    ABSTRACT: Screening and brief intervention (SBI) are considered good prevention strategies for alcohol-related problems in Primary Health Care (PHC). The aim of this study was to evaluate the process of an SBI implementation program for alcohol risk use and evaluate the factors that facilitated or impeded this implementation, in two PHC settings at the Brazilian city of Juiz de Fora. Case 1 public PHC services and case 2 the PHC service of the Military Police. Participants were trained on SBI strategies and supervised during 6 months. The qualitative methodology of action research was used. Data were analysed using thematic analysis. Case 1: 70 participants; facilitating factors: good expectations about the project; simplicity of SBI technique; collaborative way the project was planned. Barriers: lack of time; discomfort in dealing with alcohol issues; focus on alcohol-dependence; unstable political environment; other priorities; difficulties in patients' referral. Case 2: nine participants. Facilitating factors: simplicity of SBI technique; collaborative way the project was planned; importance of alcohol issues; data confidentiality and the voluntary work to do SBI. Barriers: only one health professional in the group; the variability of the institutional support; organisational culture about alcohol use. The barriers and facilitators were related to two main factors: organisational culture and personal attitudes. The action research provided the opportunity to bridge the gap between research and practice, but it also showed that SBI faces significant challenges before it can be implemented as a routine procedure in PHC settings in Brazil.
    Drug and Alcohol Review 03/2010; 29(2):162-8. DOI:10.1111/j.1465-3362.2009.00120.x · 1.55 Impact Factor
  • Source
    • "In recognition of the value of screening, brief intervention procedures, new reimbursable procedural codes (CPT ® , " H " , " G " for third party insurers, Medicaid, Medicare, respectively) were introduced in 2007 and 2008. As a further incentive for implementing these procedures, patients who receive counseling services for alcohol problems reportedly perceive that they are receiving a higher level of primary care (Saitz et al., 2008). Even with promising evidence of effectiveness, cost-effectiveness, positive patient response, the widespread implementation of even alcohol SBI procedures remains an elusive goal (Kuehn, 2008). "
    [Show abstract] [Hide abstract]
    ABSTRACT: Alcohol screening and brief interventions in medical settings can significantly reduce alcohol use.
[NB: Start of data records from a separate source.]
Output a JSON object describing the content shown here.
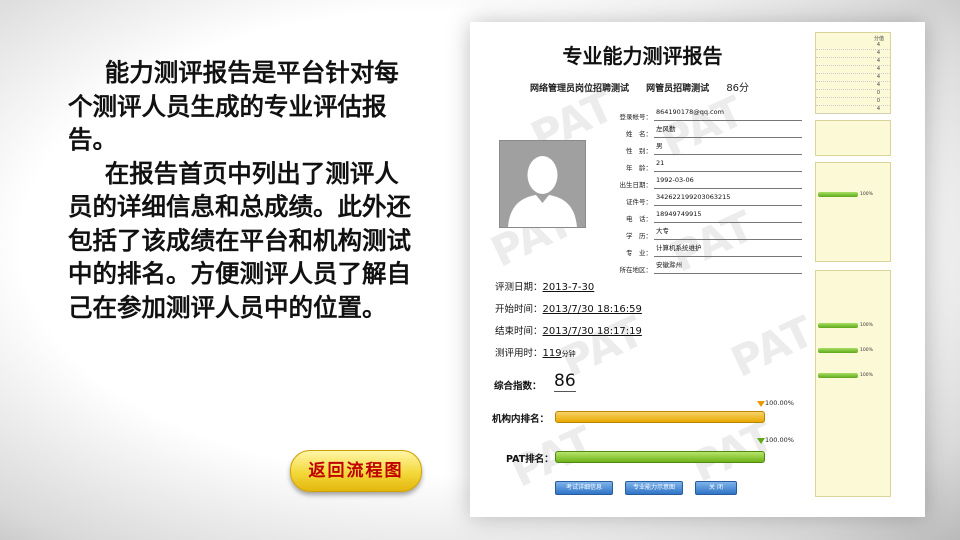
{
  "intro": {
    "para1": "能力测评报告是平台针对每个测评人员生成的专业评估报告。",
    "para2": "在报告首页中列出了测评人员的详细信息和总成绩。此外还包括了该成绩在平台和机构测试中的排名。方便测评人员了解自己在参加测评人员中的位置。"
  },
  "back_button": "返回流程图",
  "report": {
    "title": "专业能力测评报告",
    "subtitle": {
      "exam": "网络管理员岗位招聘测试",
      "paper": "网管员招聘测试",
      "score": "86分"
    },
    "watermark": "PAT",
    "fields": [
      {
        "label": "登录帐号：",
        "value": "864190178@qq.com"
      },
      {
        "label": "姓　名：",
        "value": "左风勤"
      },
      {
        "label": "性　别：",
        "value": "男"
      },
      {
        "label": "年　龄：",
        "value": "21"
      },
      {
        "label": "出生日期：",
        "value": "1992-03-06"
      },
      {
        "label": "证件号：",
        "value": "342622199203063215"
      },
      {
        "label": "电　话：",
        "value": "18949749915"
      },
      {
        "label": "学　历：",
        "value": "大专"
      },
      {
        "label": "专　业：",
        "value": "计算机系统维护"
      },
      {
        "label": "所在地区：",
        "value": "安徽滁州"
      }
    ],
    "times": [
      {
        "label": "评测日期：",
        "value": "2013-7-30",
        "unit": ""
      },
      {
        "label": "开始时间：",
        "value": "2013/7/30 18:16:59",
        "unit": ""
      },
      {
        "label": "结束时间：",
        "value": "2013/7/30 18:17:19",
        "unit": ""
      },
      {
        "label": "测评用时：",
        "value": "119",
        "unit": "分钟"
      }
    ],
    "composite_label": "综合指数：",
    "composite_value": "86",
    "org_rank_label": "机构内排名：",
    "org_rank_pct": "100.00%",
    "org_rank_fill": 1.0,
    "pat_rank_label": "PAT排名：",
    "pat_rank_pct": "100.00%",
    "pat_rank_fill": 1.0,
    "buttons": [
      "考试详细信息",
      "专业能力示意图",
      "关 闭"
    ]
  },
  "side_panel": {
    "header": "分值",
    "values": [
      "4",
      "4",
      "4",
      "4",
      "4",
      "4",
      "0",
      "0",
      "4"
    ],
    "pcts": [
      "100%",
      "100%",
      "100%",
      "100%"
    ]
  },
  "colors": {
    "accent_orange": "#e8a800",
    "accent_green": "#6fb31a",
    "button_text": "#c00000"
  }
}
Corresponding data for illicit drug use is sparse. A Federally funded screening, brief interventions, referral to treatment (SBIRT) service program, the largest of its kind to date, was initiated by the Substance Abuse and Mental Health Services Administration (SAMHSA) in a wide variety of medical settings. We compared illicit drug use at intake and 6 months after drug screening and interventions were administered.
    Drug and alcohol dependence 10/2008; 99(1-3):280-95. DOI:10.1016/j.drugalcdep.2008.08.003 · 3.28 Impact Factor
  • Source
    [Show abstract] [Hide abstract]
    ABSTRACT: Equilibrium and arbitrage based option pricing models are based on the assumption that the derivative and its underlying asset are simultaneously ob-servable. However, empirical testing with transactions data must deal with less than perfect synchronicity and windows defining a "match" between the derivative and it underlying must be specified. A narrow window minimizes measurement error at the expense of a smaller sample size. The analysis in this paper assumes Poisson transaction arrivals and smooth diffusion price processes. Optimal windows and efficient estimators are derived and further evaluated by simulation. Benchmarks options are chosen using data from pit-traded S&P 500 futures options and Globex traded Euro options.
    Quantitative Finance 12/2007; 12(1). DOI:10.1080/14697680903386355 · 0.75 Impact Factor
Show more